[SOURCE MATERIAL Boundary: Start]
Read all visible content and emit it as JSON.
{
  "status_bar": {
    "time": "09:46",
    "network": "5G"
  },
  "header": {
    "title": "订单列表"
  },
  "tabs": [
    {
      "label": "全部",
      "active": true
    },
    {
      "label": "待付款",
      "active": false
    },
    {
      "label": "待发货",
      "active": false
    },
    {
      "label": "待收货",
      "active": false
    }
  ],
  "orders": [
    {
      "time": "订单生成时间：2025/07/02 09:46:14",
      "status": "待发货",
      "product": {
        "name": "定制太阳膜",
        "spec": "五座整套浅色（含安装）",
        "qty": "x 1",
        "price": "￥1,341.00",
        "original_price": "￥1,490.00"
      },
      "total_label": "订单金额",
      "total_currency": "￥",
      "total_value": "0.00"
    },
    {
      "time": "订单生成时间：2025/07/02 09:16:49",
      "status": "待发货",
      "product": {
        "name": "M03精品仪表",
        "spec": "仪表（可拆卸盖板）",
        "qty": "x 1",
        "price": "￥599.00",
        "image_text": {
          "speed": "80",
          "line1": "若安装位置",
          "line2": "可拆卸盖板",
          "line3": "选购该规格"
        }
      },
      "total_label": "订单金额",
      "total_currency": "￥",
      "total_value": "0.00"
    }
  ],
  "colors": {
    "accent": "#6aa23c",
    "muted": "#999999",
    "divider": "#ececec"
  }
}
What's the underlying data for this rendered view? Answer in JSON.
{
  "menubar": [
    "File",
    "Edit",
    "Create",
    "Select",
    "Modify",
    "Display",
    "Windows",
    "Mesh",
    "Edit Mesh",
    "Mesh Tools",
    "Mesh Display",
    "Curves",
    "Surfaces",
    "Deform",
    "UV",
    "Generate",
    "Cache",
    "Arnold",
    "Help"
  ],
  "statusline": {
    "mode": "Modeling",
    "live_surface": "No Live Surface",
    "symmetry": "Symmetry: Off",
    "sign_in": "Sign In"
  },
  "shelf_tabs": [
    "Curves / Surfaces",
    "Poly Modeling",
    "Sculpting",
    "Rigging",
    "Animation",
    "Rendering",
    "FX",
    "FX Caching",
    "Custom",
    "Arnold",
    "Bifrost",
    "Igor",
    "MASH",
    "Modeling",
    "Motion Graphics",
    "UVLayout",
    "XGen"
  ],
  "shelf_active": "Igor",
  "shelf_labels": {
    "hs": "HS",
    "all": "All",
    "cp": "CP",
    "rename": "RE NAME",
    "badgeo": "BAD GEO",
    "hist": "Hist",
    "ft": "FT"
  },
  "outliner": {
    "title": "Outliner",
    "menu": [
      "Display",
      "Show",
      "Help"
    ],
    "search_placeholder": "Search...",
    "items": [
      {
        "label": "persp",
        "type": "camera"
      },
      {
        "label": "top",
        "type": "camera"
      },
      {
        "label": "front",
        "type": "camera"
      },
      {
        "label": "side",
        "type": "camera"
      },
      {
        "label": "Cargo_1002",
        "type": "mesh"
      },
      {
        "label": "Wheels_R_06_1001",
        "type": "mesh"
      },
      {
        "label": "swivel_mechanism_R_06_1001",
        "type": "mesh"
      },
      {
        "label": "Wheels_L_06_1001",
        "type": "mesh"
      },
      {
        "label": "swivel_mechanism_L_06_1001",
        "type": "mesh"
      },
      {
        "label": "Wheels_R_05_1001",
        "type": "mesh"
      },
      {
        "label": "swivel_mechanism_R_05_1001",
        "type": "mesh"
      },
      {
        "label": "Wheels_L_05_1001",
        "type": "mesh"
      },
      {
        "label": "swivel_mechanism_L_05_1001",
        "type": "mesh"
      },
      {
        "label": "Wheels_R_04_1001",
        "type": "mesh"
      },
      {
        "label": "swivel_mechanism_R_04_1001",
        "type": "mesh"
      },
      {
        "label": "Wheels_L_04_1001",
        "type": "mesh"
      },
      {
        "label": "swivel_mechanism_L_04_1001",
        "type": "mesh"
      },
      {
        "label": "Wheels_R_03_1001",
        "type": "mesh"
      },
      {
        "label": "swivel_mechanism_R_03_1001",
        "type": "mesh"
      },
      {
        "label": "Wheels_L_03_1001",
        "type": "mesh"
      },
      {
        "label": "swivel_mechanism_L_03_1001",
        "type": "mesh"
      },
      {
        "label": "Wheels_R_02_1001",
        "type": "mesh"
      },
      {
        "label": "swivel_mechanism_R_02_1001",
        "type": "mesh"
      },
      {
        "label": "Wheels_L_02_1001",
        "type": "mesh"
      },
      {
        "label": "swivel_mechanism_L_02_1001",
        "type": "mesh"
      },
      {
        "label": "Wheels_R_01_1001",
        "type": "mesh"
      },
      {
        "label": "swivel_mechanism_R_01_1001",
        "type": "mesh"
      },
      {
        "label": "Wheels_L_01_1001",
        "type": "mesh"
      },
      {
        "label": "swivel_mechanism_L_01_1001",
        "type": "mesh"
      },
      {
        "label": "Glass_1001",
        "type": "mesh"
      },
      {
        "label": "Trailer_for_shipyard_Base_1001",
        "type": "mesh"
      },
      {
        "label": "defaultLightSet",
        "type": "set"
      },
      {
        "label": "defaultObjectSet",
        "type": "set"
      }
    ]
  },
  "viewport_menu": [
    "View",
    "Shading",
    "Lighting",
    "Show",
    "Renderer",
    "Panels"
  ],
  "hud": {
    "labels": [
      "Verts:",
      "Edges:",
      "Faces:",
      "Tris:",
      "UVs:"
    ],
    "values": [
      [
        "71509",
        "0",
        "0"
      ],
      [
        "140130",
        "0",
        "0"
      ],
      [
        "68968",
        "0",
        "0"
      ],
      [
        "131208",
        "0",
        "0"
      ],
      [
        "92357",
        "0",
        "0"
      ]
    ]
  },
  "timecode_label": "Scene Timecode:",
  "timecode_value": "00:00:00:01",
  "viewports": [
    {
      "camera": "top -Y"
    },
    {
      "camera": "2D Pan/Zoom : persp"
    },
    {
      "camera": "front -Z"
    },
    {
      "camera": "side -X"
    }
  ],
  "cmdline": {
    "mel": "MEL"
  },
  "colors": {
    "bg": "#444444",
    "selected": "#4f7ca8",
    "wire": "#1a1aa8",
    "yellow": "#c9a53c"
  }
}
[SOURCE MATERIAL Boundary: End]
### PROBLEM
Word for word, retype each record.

### ANSWER TO THIS EXERCISE
Read all visible content and emit it as JSON.
{
  "status_bar": {
    "time": "09:46",
    "network": "5G"
  },
  "header": {
    "title": "订单列表"
  },
  "tabs": [
    {
      "label": "全部",
      "active": true
    },
    {
      "label": "待付款",
      "active": false
    },
    {
      "label": "待发货",
      "active": false
    },
    {
      "label": "待收货",
      "active": false
    }
  ],
  "orders": [
    {
      "time": "订单生成时间：2025/07/02 09:46:14",
      "status": "待发货",
      "product": {
        "name": "定制太阳膜",
        "spec": "五座整套浅色（含安装）",
        "qty": "x 1",
        "price": "￥1,341.00",
        "original_price": "￥1,490.00"
      },
      "total_label": "订单金额",
      "total_currency": "￥",
      "total_value": "0.00"
    },
    {
      "time": "订单生成时间：2025/07/02 09:16:49",
      "status": "待发货",
      "product": {
        "name": "M03精品仪表",
        "spec": "仪表（可拆卸盖板）",
        "qty": "x 1",
        "price": "￥599.00",
        "image_text": {
          "speed": "80",
          "line1": "若安装位置",
          "line2": "可拆卸盖板",
          "line3": "选购该规格"
        }
      },
      "total_label": "订单金额",
      "total_currency": "￥",
      "total_value": "0.00"
    }
  ],
  "colors": {
    "accent": "#6aa23c",
    "muted": "#999999",
    "divider": "#ececec"
  }
}
What's the underlying data for this rendered view? Answer in JSON.
{
  "menubar": [
    "File",
    "Edit",
    "Create",
    "Select",
    "Modify",
    "Display",
    "Windows",
    "Mesh",
    "Edit Mesh",
    "Mesh Tools",
    "Mesh Display",
    "Curves",
    "Surfaces",
    "Deform",
    "UV",
    "Generate",
    "Cache",
    "Arnold",
    "Help"
  ],
  "statusline": {
    "mode": "Modeling",
    "live_surface": "No Live Surface",
    "symmetry": "Symmetry: Off",
    "sign_in": "Sign In"
  },
  "shelf_tabs": [
    "Curves / Surfaces",
    "Poly Modeling",
    "Sculpting",
    "Rigging",
    "Animation",
    "Rendering",
    "FX",
    "FX Caching",
    "Custom",
    "Arnold",
    "Bifrost",
    "Igor",
    "MASH",
    "Modeling",
    "Motion Graphics",
    "UVLayout",
    "XGen"
  ],
  "shelf_active": "Igor",
  "shelf_labels": {
    "hs": "HS",
    "all": "All",
    "cp": "CP",
    "rename": "RE NAME",
    "badgeo": "BAD GEO",
    "hist": "Hist",
    "ft": "FT"
  },
  "outliner": {
    "title": "Outliner",
    "menu": [
      "Display",
      "Show",
      "Help"
    ],
    "search_placeholder": "Search...",
    "items": [
      {
        "label": "persp",
        "type": "camera"
      },
      {
        "label": "top",
        "type": "camera"
      },
      {
        "label": "front",
        "type": "camera"
      },
      {
        "label": "side",
        "type": "camera"
      },
      {
        "label": "Cargo_1002",
        "type": "mesh"
      },
      {
        "label": "Wheels_R_06_1001",
        "type": "mesh"
      },
      {
        "label": "swivel_mechanism_R_06_1001",
        "type": "mesh"
      },
      {
        "label": "Wheels_L_06_1001",
        "type": "mesh"
      },
      {
        "label": "swivel_mechanism_L_06_1001",
        "type": "mesh"
      },
      {
        "label": "Wheels_R_05_1001",
        "type": "mesh"
      },
      {
        "label": "swivel_mechanism_R_05_1001",
        "type": "mesh"
      },
      {
        "label": "Wheels_L_05_1001",
        "type": "mesh"
      },
      {
        "label": "swivel_mechanism_L_05_1001",
        "type": "mesh"
      },
      {
        "label": "Wheels_R_04_1001",
        "type": "mesh"
      },
      {
        "label": "swivel_mechanism_R_04_1001",
        "type": "mesh"
      },
      {
        "label": "Wheels_L_04_1001",
        "type": "mesh"
      },
      {
        "label": "swivel_mechanism_L_04_1001",
        "type": "mesh"
      },
      {
        "label": "Wheels_R_03_1001",
        "type": "mesh"
      },
      {
        "label": "swivel_mechanism_R_03_1001",
        "type": "mesh"
      },
      {
        "label": "Wheels_L_03_1001",
        "type": "mesh"
      },
      {
        "label": "swivel_mechanism_L_03_1001",
        "type": "mesh"
      },
      {
        "label": "Wheels_R_02_1001",
        "type": "mesh"
      },
      {
        "label": "swivel_mechanism_R_02_1001",
        "type": "mesh"
      },
      {
        "label": "Wheels_L_02_1001",
        "type": "mesh"
      },
      {
        "label": "swivel_mechanism_L_02_1001",
        "type": "mesh"
      },
      {
        "label": "Wheels_R_01_1001",
        "type": "mesh"
      },
      {
        "label": "swivel_mechanism_R_01_1001",
        "type": "mesh"
      },
      {
        "label": "Wheels_L_01_1001",
        "type": "mesh"
      },
      {
        "label": "swivel_mechanism_L_01_1001",
        "type": "mesh"
      },
      {
        "label": "Glass_1001",
        "type": "mesh"
      },
      {
        "label": "Trailer_for_shipyard_Base_1001",
        "type": "mesh"
      },
      {
        "label": "defaultLightSet",
        "type": "set"
      },
      {
        "label": "defaultObjectSet",
        "type": "set"
      }
    ]
  },
  "viewport_menu": [
    "View",
    "Shading",
    "Lighting",
    "Show",
    "Renderer",
    "Panels"
  ],
  "hud": {
    "labels": [
      "Verts:",
      "Edges:",
      "Faces:",
      "Tris:",
      "UVs:"
    ],
    "values": [
      [
        "71509",
        "0",
        "0"
      ],
      [
        "140130",
        "0",
        "0"
      ],
      [
        "68968",
        "0",
        "0"
      ],
      [
        "131208",
        "0",
        "0"
      ],
      [
        "92357",
        "0",
        "0"
      ]
    ]
  },
  "timecode_label": "Scene Timecode:",
  "timecode_value": "00:00:00:01",
  "viewports": [
    {
      "camera": "top -Y"
    },
    {
      "camera": "2D Pan/Zoom : persp"
    },
    {
      "camera": "front -Z"
    },
    {
      "camera": "side -X"
    }
  ],
  "cmdline": {
    "mel": "MEL"
  },
  "colors": {
    "bg": "#444444",
    "selected": "#4f7ca8",
    "wire": "#1a1aa8",
    "yellow": "#c9a53c"
  }
}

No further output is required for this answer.